Problem details:
Give an exact copy of the data that follows.

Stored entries

= = = =

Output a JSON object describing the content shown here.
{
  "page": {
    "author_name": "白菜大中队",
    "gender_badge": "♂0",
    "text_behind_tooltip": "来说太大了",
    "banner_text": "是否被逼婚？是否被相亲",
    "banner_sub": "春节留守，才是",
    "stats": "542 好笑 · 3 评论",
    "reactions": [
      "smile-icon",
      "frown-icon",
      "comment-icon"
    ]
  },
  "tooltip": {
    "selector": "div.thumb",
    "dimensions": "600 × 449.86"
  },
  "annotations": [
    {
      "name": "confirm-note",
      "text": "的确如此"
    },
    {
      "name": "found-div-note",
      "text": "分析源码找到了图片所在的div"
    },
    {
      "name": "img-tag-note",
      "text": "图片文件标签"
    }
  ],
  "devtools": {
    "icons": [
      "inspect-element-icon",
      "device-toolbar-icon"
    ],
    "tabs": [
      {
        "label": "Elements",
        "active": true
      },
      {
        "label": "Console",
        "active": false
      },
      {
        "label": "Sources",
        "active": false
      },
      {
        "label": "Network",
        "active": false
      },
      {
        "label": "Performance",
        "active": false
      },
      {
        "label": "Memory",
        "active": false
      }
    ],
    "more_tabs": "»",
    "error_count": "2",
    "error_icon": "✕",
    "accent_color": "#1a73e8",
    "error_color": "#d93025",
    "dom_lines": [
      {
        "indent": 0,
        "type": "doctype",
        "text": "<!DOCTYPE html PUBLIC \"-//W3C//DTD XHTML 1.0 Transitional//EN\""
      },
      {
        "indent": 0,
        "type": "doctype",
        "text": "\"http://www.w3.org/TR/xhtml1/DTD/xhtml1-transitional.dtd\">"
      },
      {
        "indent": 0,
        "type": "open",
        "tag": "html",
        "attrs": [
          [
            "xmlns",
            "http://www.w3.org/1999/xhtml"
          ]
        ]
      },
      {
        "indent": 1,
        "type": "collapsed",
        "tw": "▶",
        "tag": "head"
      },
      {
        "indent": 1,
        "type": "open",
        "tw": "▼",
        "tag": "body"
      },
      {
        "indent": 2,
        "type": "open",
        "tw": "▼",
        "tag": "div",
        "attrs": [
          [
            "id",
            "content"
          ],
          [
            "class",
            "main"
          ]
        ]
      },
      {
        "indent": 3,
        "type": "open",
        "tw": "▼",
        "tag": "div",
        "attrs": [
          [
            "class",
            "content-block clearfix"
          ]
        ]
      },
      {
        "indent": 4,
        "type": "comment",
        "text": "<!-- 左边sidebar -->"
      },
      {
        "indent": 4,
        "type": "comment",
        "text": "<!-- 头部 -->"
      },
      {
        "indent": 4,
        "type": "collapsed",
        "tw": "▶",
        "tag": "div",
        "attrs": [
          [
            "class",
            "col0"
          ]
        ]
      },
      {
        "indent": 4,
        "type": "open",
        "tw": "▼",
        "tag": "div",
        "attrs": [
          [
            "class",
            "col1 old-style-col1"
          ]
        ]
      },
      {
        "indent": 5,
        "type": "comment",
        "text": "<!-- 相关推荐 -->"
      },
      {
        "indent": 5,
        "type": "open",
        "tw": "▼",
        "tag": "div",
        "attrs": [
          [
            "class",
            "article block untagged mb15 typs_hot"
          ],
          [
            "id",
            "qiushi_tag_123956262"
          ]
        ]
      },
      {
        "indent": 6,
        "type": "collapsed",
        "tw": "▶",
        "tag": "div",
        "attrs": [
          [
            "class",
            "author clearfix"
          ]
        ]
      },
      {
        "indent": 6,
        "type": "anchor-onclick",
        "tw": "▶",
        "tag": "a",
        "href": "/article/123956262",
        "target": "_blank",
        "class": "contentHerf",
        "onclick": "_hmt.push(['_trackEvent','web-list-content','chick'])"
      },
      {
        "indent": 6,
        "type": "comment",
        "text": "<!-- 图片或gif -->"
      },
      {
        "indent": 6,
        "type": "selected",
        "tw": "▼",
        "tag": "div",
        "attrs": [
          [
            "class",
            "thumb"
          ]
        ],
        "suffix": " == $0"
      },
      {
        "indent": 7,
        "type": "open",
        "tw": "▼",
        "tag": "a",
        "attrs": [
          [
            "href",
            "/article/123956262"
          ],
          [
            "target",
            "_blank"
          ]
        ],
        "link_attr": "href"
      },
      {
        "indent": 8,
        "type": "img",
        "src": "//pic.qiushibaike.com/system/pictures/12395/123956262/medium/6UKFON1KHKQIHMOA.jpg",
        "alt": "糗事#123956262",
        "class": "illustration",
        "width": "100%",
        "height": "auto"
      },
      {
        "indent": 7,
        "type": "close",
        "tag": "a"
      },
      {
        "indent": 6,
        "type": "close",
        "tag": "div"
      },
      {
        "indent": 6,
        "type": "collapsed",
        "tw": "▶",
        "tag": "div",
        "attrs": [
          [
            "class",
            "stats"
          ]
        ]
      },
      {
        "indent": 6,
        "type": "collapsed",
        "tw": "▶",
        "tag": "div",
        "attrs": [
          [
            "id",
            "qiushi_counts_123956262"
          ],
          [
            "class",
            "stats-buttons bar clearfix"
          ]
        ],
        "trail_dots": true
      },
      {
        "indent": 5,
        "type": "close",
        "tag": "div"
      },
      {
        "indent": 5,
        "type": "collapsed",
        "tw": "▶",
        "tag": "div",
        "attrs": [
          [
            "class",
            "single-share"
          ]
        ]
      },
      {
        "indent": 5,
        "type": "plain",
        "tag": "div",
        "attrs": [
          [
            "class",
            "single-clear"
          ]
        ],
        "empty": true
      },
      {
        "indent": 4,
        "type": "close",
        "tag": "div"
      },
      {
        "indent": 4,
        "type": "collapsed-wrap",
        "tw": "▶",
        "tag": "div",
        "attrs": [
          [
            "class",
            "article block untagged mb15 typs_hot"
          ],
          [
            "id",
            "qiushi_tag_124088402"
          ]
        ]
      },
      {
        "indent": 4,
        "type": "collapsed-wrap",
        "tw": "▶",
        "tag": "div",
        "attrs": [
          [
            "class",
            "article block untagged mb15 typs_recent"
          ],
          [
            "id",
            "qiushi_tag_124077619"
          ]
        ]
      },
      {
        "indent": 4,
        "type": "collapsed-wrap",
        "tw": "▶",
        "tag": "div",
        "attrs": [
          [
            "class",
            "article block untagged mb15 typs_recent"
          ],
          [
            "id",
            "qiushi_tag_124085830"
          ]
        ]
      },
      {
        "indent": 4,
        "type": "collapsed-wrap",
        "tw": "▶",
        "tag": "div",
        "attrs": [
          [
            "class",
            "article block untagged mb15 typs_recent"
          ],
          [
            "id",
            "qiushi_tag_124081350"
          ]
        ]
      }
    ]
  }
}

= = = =

Problem solution:
Output a JSON object describing the content shown here.
{
  "page": {
    "author_name": "白菜大中队",
    "gender_badge": "♂0",
    "text_behind_tooltip": "来说太大了",
    "banner_text": "是否被逼婚？是否被相亲",
    "banner_sub": "春节留守，才是",
    "stats": "542 好笑 · 3 评论",
    "reactions": [
      "smile-icon",
      "frown-icon",
      "comment-icon"
    ]
  },
  "tooltip": {
    "selector": "div.thumb",
    "dimensions": "600 × 449.86"
  },
  "annotations": [
    {
      "name": "confirm-note",
      "text": "的确如此"
    },
    {
      "name": "found-div-note",
      "text": "分析源码找到了图片所在的div"
    },
    {
      "name": "img-tag-note",
      "text": "图片文件标签"
    }
  ],
  "devtools": {
    "icons": [
      "inspect-element-icon",
      "device-toolbar-icon"
    ],
    "tabs": [
      {
        "label": "Elements",
        "active": true
      },
      {
        "label": "Console",
        "active": false
      },
      {
        "label": "Sources",
        "active": false
      },
      {
        "label": "Network",
        "active": false
      },
      {
        "label": "Performance",
        "active": false
      },
      {
        "label": "Memory",
        "active": false
      }
    ],
    "more_tabs": "»",
    "error_count": "2",
    "error_icon": "✕",
    "accent_color": "#1a73e8",
    "error_color": "#d93025",
    "dom_lines": [
      {
        "indent": 0,
        "type": "doctype",
        "text": "<!DOCTYPE html PUBLIC \"-//W3C//DTD XHTML 1.0 Transitional//EN\""
      },
      {
        "indent": 0,
        "type": "doctype",
        "text": "\"http://www.w3.org/TR/xhtml1/DTD/xhtml1-transitional.dtd\">"
      },
      {
        "indent": 0,
        "type": "open",
        "tag": "html",
        "attrs": [
          [
            "xmlns",
            "http://www.w3.org/1999/xhtml"
          ]
        ]
      },
      {
        "indent": 1,
        "type": "collapsed",
        "tw": "▶",
        "tag": "head"
      },
      {
        "indent": 1,
        "type": "open",
        "tw": "▼",
        "tag": "body"
      },
      {
        "indent": 2,
        "type": "open",
        "tw": "▼",
        "tag": "div",
        "attrs": [
          [
            "id",
            "content"
          ],
          [
            "class",
            "main"
          ]
        ]
      },
      {
        "indent": 3,
        "type": "open",
        "tw": "▼",
        "tag": "div",
        "attrs": [
          [
            "class",
            "content-block clearfix"
          ]
        ]
      },
      {
        "indent": 4,
        "type": "comment",
        "text": "<!-- 左边sidebar -->"
      },
      {
        "indent": 4,
        "type": "comment",
        "text": "<!-- 头部 -->"
      },
      {
        "indent": 4,
        "type": "collapsed",
        "tw": "▶",
        "tag": "div",
        "attrs": [
          [
            "class",
            "col0"
          ]
        ]
      },
      {
        "indent": 4,
        "type": "open",
        "tw": "▼",
        "tag": "div",
        "attrs": [
          [
            "class",
            "col1 old-style-col1"
          ]
        ]
      },
      {
        "indent": 5,
        "type": "comment",
        "text": "<!-- 相关推荐 -->"
      },
      {
        "indent": 5,
        "type": "open",
        "tw": "▼",
        "tag": "div",
        "attrs": [
          [
            "class",
            "article block untagged mb15 typs_hot"
          ],
          [
            "id",
            "qiushi_tag_123956262"
          ]
        ]
      },
      {
        "indent": 6,
        "type": "collapsed",
        "tw": "▶",
        "tag": "div",
        "attrs": [
          [
            "class",
            "author clearfix"
          ]
        ]
      },
      {
        "indent": 6,
        "type": "anchor-onclick",
        "tw": "▶",
        "tag": "a",
        "href": "/article/123956262",
        "target": "_blank",
        "class": "contentHerf",
        "onclick": "_hmt.push(['_trackEvent','web-list-content','chick'])"
      },
      {
        "indent": 6,
        "type": "comment",
        "text": "<!-- 图片或gif -->"
      },
      {
        "indent": 6,
        "type": "selected",
        "tw": "▼",
        "tag": "div",
        "attrs": [
          [
            "class",
            "thumb"
          ]
        ],
        "suffix": " == $0"
      },
      {
        "indent": 7,
        "type": "open",
        "tw": "▼",
        "tag": "a",
        "attrs": [
          [
            "href",
            "/article/123956262"
          ],
          [
            "target",
            "_blank"
          ]
        ],
        "link_attr": "href"
      },
      {
        "indent": 8,
        "type": "img",
        "src": "//pic.qiushibaike.com/system/pictures/12395/123956262/medium/6UKFON1KHKQIHMOA.jpg",
        "alt": "糗事#123956262",
        "class": "illustration",
        "width": "100%",
        "height": "auto"
      },
      {
        "indent": 7,
        "type": "close",
        "tag": "a"
      },
      {
        "indent": 6,
        "type": "close",
        "tag": "div"
      },
      {
        "indent": 6,
        "type": "collapsed",
        "tw": "▶",
        "tag": "div",
        "attrs": [
          [
            "class",
            "stats"
          ]
        ]
      },
      {
        "indent": 6,
        "type": "collapsed",
        "tw": "▶",
        "tag": "div",
        "attrs": [
          [
            "id",
            "qiushi_counts_123956262"
          ],
          [
            "class",
            "stats-buttons bar clearfix"
          ]
        ],
        "trail_dots": true
      },
      {
        "indent": 5,
        "type": "close",
        "tag": "div"
      },
      {
        "indent": 5,
        "type": "collapsed",
        "tw": "▶",
        "tag": "div",
        "attrs": [
          [
            "class",
            "single-share"
          ]
        ]
      },
      {
        "indent": 5,
        "type": "plain",
        "tag": "div",
        "attrs": [
          [
            "class",
            "single-clear"
          ]
        ],
        "empty": true
      },
      {
        "indent": 4,
        "type": "close",
        "tag": "div"
      },
      {
        "indent": 4,
        "type": "collapsed-wrap",
        "tw": "▶",
        "tag": "div",
        "attrs": [
          [
            "class",
            "article block untagged mb15 typs_hot"
          ],
          [
            "id",
            "qiushi_tag_124088402"
          ]
        ]
      },
      {
        "indent": 4,
        "type": "collapsed-wrap",
        "tw": "▶",
        "tag": "div",
        "attrs": [
          [
            "class",
            "article block untagged mb15 typs_recent"
          ],
          [
            "id",
            "qiushi_tag_124077619"
          ]
        ]
      },
      {
        "indent": 4,
        "type": "collapsed-wrap",
        "tw": "▶",
        "tag": "div",
        "attrs": [
          [
            "class",
            "article block untagged mb15 typs_recent"
          ],
          [
            "id",
            "qiushi_tag_124085830"
          ]
        ]
      },
      {
        "indent": 4,
        "type": "collapsed-wrap",
        "tw": "▶",
        "tag": "div",
        "attrs": [
          [
            "class",
            "article block untagged mb15 typs_recent"
          ],
          [
            "id",
            "qiushi_tag_124081350"
          ]
        ]
      }
    ]
  }
}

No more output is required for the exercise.